Tom Hutley, a London taxi driver and successful YouTuber with over 40,000 subscribers, posted his latest video showing why taxi drivers, and their passengers, are so frustrated with the banned access along a key part of the capital’s road network.
Cabbies are frustrated at a lack of access on Gracechurch Street and Bishopsgate found at the heart of London’s financial district.
In the video Hutley runs two taxi journeys between London Bridge Station and Liverpool Street Station to compare prices. First the cabbie completes the journey with the controversial bus gate active between the hours of 7am-7pm which forced the taxi to divert east. On the second run, just after 7pm, the cabbie was able to reduce the cost of the ride by around 30% by driving a more direct route.
Just this week taxi industry groups have filed for permission from the Supreme Court to challenge the ‘Streetspace’ appeal ruling.
In June Transport for London (TfL) was granted its appeal against a High Court judgment led by the capital’s taxi industry over street access.
The result of the appeal related to a High Court judgment on 21 January which challenged the Mayor and TfL’s Plan, associated Guidance issued to London Boroughs and the Order concerning a specific Streetspace scheme, the A10 Bishopsgate Corridor in the City of London, removing taxi access to a key arterial route.
The appeal result was seen as a bitter blow to taxi trade bodies United Trade Action Group (UTAG) and the Licensed Taxi Drivers' Association (LTDA) who brought the claim against TfL and also to the taxi industry as a whole.
Earlier this month a 34-page judgment was published. The three appeal justices described Mrs Justice Lang’s original ruling as “seriously flawed” and that the Bishopsgate scheme was “misconceived”.
On 20 August the trade bodies behind the legal action filed for permission to appeal the case to the Supreme Court.

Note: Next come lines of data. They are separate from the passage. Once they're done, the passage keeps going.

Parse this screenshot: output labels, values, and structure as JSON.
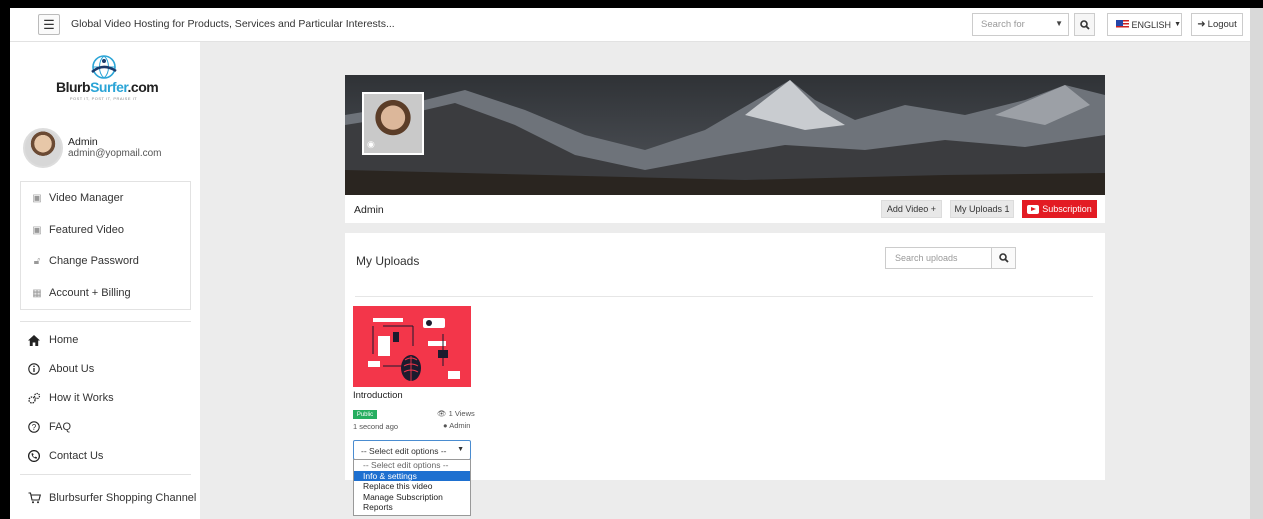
{
  "topbar": {
    "site_title": "Global Video Hosting for Products, Services and Particular Interests...",
    "search_placeholder": "Search for",
    "language": "ENGLISH",
    "logout": "Logout"
  },
  "sidebar": {
    "logo": {
      "name_part1": "Blurb",
      "name_part2": "Surfer",
      "name_part3": ".com",
      "tagline": "POST IT, POST IT, PRAISE IT"
    },
    "profile": {
      "name": "Admin",
      "email": "admin@yopmail.com"
    },
    "account_menu": [
      {
        "label": "Video Manager",
        "icon": "video-icon"
      },
      {
        "label": "Featured Video",
        "icon": "video-icon"
      },
      {
        "label": "Change Password",
        "icon": "lock-icon"
      },
      {
        "label": "Account + Billing",
        "icon": "building-icon"
      }
    ],
    "nav": [
      {
        "label": "Home",
        "icon": "home-icon"
      },
      {
        "label": "About Us",
        "icon": "info-icon"
      },
      {
        "label": "How it Works",
        "icon": "gears-icon"
      },
      {
        "label": "FAQ",
        "icon": "question-icon"
      },
      {
        "label": "Contact Us",
        "icon": "phone-icon"
      }
    ],
    "shopping": {
      "label": "Blurbsurfer Shopping Channel",
      "icon": "cart-icon"
    }
  },
  "channel": {
    "name": "Admin",
    "add_video": "Add Video +",
    "my_uploads": "My Uploads 1",
    "subscription": "Subscription"
  },
  "uploads": {
    "title": "My Uploads",
    "search_placeholder": "Search uploads",
    "videos": [
      {
        "title": "Introduction",
        "status": "Public",
        "views": "1 Views",
        "age": "1 second ago",
        "uploader": "Admin",
        "select_value": "-- Select edit options --"
      }
    ],
    "edit_options": [
      "-- Select edit options --",
      "Info & settings",
      "Replace this video",
      "Manage Subscription",
      "Reports"
    ],
    "highlighted_option": "Info & settings"
  },
  "colors": {
    "subscription_red": "#e31b23",
    "public_green": "#27ae60",
    "thumb_red": "#f3364a",
    "highlight_blue": "#1e70d0",
    "logo_blue": "#2aa4d6"
  }
}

A Chiltern Law spokesperson said via social media: “Our application for permission to appeal to the Supreme Court was filed and served yesterday. As ever, thank you to all those who contribute."